ASSIGNMENT –
Every line in the material below that includes "xlsx" should be copied.

DATASET ENTRIES –
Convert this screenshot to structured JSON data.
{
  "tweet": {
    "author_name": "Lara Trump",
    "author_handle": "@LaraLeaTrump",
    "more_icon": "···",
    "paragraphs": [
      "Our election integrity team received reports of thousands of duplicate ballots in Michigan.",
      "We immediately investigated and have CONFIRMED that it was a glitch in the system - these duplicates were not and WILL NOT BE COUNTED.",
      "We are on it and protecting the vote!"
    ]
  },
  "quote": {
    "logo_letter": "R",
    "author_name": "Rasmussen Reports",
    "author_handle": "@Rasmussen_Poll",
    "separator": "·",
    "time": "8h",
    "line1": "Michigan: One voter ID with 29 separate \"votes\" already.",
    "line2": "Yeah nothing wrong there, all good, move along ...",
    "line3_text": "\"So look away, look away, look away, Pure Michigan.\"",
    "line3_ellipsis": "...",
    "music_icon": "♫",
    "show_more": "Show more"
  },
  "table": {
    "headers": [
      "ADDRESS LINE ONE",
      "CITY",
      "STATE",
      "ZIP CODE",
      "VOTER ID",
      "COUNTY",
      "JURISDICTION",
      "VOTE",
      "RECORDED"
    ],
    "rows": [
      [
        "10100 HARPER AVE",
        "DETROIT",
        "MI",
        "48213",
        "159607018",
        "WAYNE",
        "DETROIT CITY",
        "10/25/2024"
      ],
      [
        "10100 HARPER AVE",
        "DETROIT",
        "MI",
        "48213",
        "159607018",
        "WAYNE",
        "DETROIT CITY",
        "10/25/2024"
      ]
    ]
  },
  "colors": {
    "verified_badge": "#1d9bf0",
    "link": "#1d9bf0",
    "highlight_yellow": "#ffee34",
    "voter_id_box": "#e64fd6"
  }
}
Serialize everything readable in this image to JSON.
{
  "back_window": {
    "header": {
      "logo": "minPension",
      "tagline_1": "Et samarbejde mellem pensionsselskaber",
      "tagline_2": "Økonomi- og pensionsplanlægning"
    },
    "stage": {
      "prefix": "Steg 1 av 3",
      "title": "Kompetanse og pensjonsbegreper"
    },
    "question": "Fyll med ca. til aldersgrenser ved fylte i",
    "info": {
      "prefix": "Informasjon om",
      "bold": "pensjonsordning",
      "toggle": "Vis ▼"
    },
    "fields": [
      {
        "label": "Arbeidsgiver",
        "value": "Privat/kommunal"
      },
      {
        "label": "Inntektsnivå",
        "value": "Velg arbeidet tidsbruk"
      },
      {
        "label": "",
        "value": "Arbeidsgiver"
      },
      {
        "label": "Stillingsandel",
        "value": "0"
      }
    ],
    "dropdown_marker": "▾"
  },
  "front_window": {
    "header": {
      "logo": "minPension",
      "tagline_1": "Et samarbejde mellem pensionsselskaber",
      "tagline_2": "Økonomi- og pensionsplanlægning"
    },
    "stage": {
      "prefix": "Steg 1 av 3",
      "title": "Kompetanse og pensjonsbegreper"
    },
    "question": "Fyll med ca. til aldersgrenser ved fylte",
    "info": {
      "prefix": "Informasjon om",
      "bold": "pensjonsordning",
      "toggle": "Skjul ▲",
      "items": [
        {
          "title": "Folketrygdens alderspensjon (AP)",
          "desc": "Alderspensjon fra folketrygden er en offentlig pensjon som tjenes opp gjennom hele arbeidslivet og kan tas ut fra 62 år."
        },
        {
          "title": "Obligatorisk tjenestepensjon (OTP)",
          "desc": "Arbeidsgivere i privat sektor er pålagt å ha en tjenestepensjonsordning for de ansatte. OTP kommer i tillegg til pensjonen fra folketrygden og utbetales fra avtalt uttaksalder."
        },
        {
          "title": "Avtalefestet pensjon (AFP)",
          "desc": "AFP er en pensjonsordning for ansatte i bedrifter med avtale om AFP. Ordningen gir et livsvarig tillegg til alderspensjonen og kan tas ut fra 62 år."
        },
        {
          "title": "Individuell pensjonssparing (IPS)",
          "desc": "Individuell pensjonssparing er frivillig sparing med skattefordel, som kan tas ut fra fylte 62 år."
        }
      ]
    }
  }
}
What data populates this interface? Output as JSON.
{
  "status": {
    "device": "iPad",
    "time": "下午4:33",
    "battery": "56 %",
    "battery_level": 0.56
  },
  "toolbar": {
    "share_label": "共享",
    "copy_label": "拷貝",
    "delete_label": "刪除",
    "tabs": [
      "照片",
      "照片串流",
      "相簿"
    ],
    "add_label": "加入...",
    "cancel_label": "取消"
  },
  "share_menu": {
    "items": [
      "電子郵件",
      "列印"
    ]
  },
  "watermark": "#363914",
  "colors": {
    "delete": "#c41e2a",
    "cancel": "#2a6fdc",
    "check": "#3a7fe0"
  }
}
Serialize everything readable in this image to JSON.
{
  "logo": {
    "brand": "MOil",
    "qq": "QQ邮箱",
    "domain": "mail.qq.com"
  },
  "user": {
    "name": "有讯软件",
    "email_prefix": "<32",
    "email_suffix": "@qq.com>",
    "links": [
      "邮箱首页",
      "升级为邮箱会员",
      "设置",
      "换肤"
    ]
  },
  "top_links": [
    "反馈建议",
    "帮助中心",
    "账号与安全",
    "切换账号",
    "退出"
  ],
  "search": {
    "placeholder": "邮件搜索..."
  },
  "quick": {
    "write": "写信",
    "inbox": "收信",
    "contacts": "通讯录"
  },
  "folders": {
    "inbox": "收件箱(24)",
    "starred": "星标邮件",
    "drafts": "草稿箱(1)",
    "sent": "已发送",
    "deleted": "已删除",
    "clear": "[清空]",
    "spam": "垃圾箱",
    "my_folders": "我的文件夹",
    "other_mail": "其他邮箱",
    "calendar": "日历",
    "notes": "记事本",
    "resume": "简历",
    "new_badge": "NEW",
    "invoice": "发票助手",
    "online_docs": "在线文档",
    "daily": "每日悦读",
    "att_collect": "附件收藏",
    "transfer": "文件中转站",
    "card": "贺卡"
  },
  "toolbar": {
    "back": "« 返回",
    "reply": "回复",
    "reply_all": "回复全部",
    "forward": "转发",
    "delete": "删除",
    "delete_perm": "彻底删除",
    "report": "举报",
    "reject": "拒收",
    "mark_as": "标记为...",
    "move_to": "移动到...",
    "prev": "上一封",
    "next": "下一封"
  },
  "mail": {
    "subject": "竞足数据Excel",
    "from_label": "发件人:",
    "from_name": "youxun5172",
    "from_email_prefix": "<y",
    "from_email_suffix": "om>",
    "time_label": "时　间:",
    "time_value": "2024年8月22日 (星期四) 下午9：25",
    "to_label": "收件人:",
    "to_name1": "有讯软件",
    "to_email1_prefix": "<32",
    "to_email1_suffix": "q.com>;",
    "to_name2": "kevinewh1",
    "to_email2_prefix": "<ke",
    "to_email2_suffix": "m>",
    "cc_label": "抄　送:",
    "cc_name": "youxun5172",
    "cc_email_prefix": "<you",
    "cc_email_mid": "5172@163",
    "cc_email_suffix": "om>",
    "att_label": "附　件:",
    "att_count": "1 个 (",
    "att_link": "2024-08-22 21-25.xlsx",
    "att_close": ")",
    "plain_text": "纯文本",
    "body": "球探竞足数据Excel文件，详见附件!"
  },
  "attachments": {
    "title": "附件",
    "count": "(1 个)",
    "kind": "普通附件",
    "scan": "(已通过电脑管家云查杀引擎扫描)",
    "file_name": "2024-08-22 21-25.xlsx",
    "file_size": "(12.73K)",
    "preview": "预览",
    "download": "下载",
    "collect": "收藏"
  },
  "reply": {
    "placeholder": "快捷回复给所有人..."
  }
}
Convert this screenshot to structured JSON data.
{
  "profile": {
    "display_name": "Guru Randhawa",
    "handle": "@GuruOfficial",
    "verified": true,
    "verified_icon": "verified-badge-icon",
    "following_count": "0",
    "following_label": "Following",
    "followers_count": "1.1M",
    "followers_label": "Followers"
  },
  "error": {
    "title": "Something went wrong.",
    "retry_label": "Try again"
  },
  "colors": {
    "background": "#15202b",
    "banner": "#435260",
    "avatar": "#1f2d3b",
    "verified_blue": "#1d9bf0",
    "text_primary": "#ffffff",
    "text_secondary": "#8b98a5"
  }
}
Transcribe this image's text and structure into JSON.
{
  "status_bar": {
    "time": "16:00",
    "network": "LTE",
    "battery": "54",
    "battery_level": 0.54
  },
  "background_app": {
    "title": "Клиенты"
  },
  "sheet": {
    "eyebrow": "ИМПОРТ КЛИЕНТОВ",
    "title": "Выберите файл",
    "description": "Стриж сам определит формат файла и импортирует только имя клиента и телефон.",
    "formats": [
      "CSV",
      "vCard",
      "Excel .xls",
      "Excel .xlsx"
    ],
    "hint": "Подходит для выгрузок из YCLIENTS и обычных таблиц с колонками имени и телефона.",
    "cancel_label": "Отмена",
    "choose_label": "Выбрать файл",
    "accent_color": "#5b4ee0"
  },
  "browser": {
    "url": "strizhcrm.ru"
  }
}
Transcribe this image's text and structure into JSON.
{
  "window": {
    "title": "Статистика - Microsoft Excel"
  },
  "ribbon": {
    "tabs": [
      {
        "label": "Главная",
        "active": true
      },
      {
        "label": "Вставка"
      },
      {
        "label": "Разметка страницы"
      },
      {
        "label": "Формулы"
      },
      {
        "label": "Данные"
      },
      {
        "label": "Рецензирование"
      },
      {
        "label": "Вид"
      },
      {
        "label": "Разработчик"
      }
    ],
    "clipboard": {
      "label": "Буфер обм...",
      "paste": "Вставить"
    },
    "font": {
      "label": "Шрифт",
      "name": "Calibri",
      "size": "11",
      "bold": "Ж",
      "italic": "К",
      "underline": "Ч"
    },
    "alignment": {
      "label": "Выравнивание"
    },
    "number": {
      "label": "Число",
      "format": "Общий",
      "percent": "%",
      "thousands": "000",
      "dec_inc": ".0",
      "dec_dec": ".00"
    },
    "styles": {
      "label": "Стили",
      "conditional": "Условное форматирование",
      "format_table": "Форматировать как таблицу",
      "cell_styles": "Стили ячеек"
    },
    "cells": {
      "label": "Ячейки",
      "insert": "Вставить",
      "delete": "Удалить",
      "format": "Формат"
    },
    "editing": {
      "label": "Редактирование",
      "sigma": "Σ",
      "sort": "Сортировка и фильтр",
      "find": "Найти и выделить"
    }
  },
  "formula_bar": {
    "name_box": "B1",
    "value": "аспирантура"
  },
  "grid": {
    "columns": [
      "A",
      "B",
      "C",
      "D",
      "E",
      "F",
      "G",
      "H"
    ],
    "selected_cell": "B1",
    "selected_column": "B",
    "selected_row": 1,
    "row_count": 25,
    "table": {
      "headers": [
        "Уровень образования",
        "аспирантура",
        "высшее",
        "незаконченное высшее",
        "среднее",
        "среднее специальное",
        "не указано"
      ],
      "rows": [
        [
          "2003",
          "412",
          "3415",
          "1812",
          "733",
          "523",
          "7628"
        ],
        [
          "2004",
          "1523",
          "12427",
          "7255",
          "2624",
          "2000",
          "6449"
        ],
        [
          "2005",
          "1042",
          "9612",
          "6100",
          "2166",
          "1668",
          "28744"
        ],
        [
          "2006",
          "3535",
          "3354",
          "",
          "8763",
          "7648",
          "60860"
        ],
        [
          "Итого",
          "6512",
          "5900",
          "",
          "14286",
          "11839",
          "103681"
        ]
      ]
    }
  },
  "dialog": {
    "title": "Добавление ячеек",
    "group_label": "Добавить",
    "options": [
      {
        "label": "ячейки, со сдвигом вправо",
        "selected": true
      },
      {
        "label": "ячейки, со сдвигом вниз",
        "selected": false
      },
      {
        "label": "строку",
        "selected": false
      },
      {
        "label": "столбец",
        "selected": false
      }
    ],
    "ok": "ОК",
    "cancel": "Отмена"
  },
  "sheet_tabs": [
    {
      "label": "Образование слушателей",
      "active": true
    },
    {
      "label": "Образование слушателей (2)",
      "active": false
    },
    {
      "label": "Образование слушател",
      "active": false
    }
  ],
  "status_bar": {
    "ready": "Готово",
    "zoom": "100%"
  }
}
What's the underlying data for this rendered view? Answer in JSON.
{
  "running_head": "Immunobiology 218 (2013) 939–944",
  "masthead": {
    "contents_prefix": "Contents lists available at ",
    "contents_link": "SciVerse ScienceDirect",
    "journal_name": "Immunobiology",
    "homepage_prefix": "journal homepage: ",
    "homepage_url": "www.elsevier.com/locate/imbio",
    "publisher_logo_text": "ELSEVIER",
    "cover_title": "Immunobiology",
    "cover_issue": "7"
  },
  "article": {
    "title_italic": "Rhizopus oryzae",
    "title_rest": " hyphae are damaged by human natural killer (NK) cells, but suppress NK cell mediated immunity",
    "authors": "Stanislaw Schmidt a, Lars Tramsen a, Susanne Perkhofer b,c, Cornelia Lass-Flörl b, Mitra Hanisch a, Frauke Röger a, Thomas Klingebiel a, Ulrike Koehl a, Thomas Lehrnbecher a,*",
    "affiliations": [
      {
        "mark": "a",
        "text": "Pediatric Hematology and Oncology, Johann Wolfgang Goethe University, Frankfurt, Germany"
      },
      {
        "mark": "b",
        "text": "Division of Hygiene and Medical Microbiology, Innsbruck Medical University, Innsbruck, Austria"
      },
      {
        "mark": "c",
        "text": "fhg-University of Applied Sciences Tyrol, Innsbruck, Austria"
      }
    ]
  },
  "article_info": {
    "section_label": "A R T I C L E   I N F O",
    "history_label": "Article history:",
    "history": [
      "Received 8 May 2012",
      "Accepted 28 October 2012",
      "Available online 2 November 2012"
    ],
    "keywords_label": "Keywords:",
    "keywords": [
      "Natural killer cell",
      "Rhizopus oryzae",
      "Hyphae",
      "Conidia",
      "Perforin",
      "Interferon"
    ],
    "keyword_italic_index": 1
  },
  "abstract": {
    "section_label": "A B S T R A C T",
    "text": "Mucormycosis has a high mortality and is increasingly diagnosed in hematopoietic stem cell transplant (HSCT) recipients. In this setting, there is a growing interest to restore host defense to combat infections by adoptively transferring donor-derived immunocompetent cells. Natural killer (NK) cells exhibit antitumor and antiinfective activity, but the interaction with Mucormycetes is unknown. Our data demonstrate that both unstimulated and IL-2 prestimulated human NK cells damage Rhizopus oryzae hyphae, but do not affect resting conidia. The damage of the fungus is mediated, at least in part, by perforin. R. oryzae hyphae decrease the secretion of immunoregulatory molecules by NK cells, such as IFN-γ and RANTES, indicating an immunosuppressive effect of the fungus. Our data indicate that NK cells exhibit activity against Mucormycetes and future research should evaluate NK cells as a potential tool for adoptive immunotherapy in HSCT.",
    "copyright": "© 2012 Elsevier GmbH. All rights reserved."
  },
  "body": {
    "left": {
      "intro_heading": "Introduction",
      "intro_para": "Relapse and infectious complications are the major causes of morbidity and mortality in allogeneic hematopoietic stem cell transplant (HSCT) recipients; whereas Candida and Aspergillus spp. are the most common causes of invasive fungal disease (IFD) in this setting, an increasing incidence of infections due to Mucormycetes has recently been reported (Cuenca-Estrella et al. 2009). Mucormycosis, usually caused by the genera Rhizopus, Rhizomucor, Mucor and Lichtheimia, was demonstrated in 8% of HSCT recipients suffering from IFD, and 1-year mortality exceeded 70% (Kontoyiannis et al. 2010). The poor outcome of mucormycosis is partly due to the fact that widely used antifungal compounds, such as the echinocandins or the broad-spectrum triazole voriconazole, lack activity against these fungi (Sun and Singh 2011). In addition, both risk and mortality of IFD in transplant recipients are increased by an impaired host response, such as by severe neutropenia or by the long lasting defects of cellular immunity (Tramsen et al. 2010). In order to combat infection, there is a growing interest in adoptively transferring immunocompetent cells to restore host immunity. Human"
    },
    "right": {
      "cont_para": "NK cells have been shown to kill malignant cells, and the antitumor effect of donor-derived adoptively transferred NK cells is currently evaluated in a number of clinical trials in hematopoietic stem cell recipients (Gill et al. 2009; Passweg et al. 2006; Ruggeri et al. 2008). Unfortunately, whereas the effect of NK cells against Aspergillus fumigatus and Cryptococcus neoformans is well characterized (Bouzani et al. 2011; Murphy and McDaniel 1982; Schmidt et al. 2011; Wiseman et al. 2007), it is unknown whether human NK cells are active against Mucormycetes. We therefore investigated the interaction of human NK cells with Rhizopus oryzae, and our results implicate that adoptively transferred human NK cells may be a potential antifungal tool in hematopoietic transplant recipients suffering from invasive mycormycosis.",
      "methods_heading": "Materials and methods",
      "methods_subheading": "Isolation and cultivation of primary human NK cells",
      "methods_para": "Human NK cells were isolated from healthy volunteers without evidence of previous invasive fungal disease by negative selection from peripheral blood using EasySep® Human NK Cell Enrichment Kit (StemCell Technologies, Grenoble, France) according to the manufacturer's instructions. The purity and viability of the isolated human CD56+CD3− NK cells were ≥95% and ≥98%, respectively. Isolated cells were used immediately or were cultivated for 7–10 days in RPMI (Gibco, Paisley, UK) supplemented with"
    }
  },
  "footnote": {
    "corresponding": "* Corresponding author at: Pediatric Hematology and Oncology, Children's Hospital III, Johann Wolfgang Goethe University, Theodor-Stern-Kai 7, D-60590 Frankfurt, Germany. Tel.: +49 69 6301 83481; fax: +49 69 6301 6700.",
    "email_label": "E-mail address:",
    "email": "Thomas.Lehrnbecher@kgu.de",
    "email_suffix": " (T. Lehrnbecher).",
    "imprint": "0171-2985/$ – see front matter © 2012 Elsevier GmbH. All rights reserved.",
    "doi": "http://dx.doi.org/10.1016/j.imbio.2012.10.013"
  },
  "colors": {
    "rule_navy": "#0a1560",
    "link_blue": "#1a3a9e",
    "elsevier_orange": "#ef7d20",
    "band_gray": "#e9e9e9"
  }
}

RESPONSE TO THE TASK –
    "att_link": "2024-08-22 21-25.xlsx",
    "file_name": "2024-08-22 21-25.xlsx",
      "Excel .xlsx"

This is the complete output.